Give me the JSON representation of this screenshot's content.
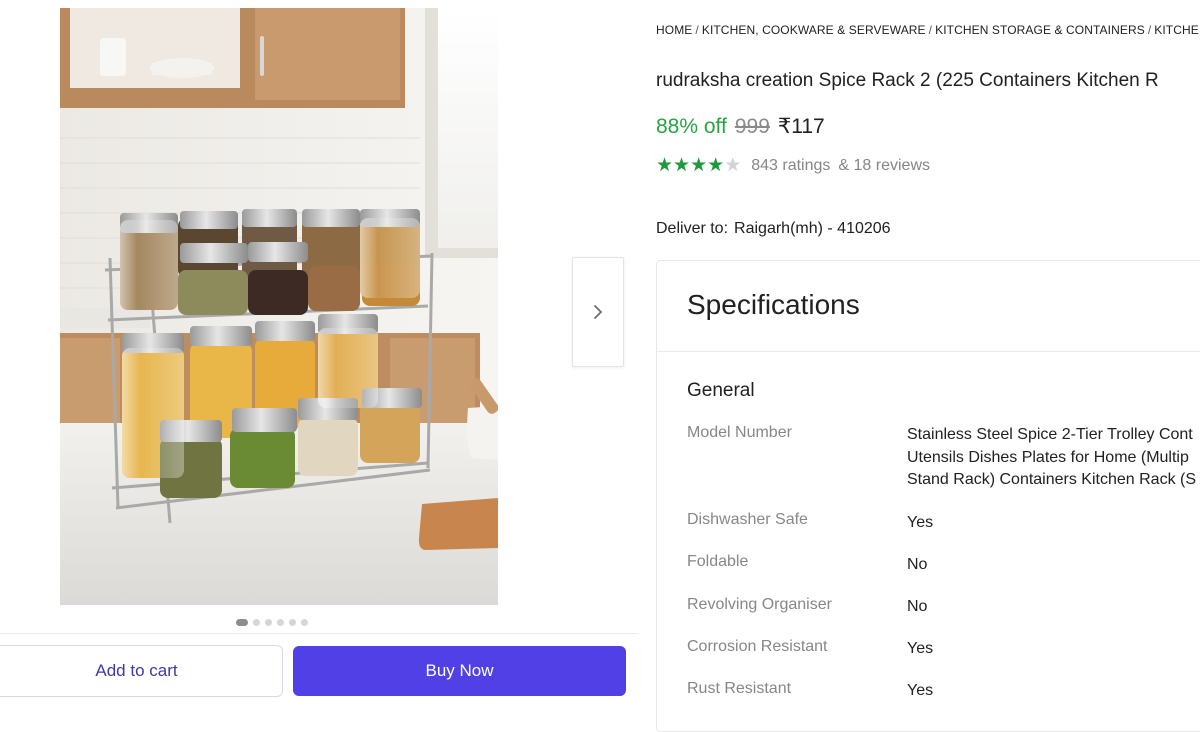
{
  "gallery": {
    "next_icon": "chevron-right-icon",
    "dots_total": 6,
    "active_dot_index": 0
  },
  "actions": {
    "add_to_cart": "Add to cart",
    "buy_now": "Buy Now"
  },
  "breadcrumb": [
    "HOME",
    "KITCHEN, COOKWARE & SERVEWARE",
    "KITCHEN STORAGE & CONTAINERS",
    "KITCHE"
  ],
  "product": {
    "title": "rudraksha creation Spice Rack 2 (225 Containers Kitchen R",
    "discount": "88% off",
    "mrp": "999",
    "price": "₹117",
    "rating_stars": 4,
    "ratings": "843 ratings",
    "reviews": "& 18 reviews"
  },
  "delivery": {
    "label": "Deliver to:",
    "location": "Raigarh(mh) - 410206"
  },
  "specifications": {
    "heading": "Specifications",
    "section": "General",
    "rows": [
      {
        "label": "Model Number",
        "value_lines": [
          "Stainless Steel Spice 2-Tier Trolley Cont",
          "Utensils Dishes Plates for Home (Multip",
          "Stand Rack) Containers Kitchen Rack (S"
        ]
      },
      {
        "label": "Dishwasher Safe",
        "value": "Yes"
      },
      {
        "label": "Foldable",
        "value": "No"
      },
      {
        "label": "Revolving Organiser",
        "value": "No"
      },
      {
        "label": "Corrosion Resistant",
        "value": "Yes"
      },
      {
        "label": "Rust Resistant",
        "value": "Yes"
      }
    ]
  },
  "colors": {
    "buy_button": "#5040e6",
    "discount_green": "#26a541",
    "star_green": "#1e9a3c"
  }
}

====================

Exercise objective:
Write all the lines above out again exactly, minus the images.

Written solution:
Give me the JSON representation of this screenshot's content.
{
  "gallery": {
    "next_icon": "chevron-right-icon",
    "dots_total": 6,
    "active_dot_index": 0
  },
  "actions": {
    "add_to_cart": "Add to cart",
    "buy_now": "Buy Now"
  },
  "breadcrumb": [
    "HOME",
    "KITCHEN, COOKWARE & SERVEWARE",
    "KITCHEN STORAGE & CONTAINERS",
    "KITCHE"
  ],
  "product": {
    "title": "rudraksha creation Spice Rack 2 (225 Containers Kitchen R",
    "discount": "88% off",
    "mrp": "999",
    "price": "₹117",
    "rating_stars": 4,
    "ratings": "843 ratings",
    "reviews": "& 18 reviews"
  },
  "delivery": {
    "label": "Deliver to:",
    "location": "Raigarh(mh) - 410206"
  },
  "specifications": {
    "heading": "Specifications",
    "section": "General",
    "rows": [
      {
        "label": "Model Number",
        "value_lines": [
          "Stainless Steel Spice 2-Tier Trolley Cont",
          "Utensils Dishes Plates for Home (Multip",
          "Stand Rack) Containers Kitchen Rack (S"
        ]
      },
      {
        "label": "Dishwasher Safe",
        "value": "Yes"
      },
      {
        "label": "Foldable",
        "value": "No"
      },
      {
        "label": "Revolving Organiser",
        "value": "No"
      },
      {
        "label": "Corrosion Resistant",
        "value": "Yes"
      },
      {
        "label": "Rust Resistant",
        "value": "Yes"
      }
    ]
  },
  "colors": {
    "buy_button": "#5040e6",
    "discount_green": "#26a541",
    "star_green": "#1e9a3c"
  }
}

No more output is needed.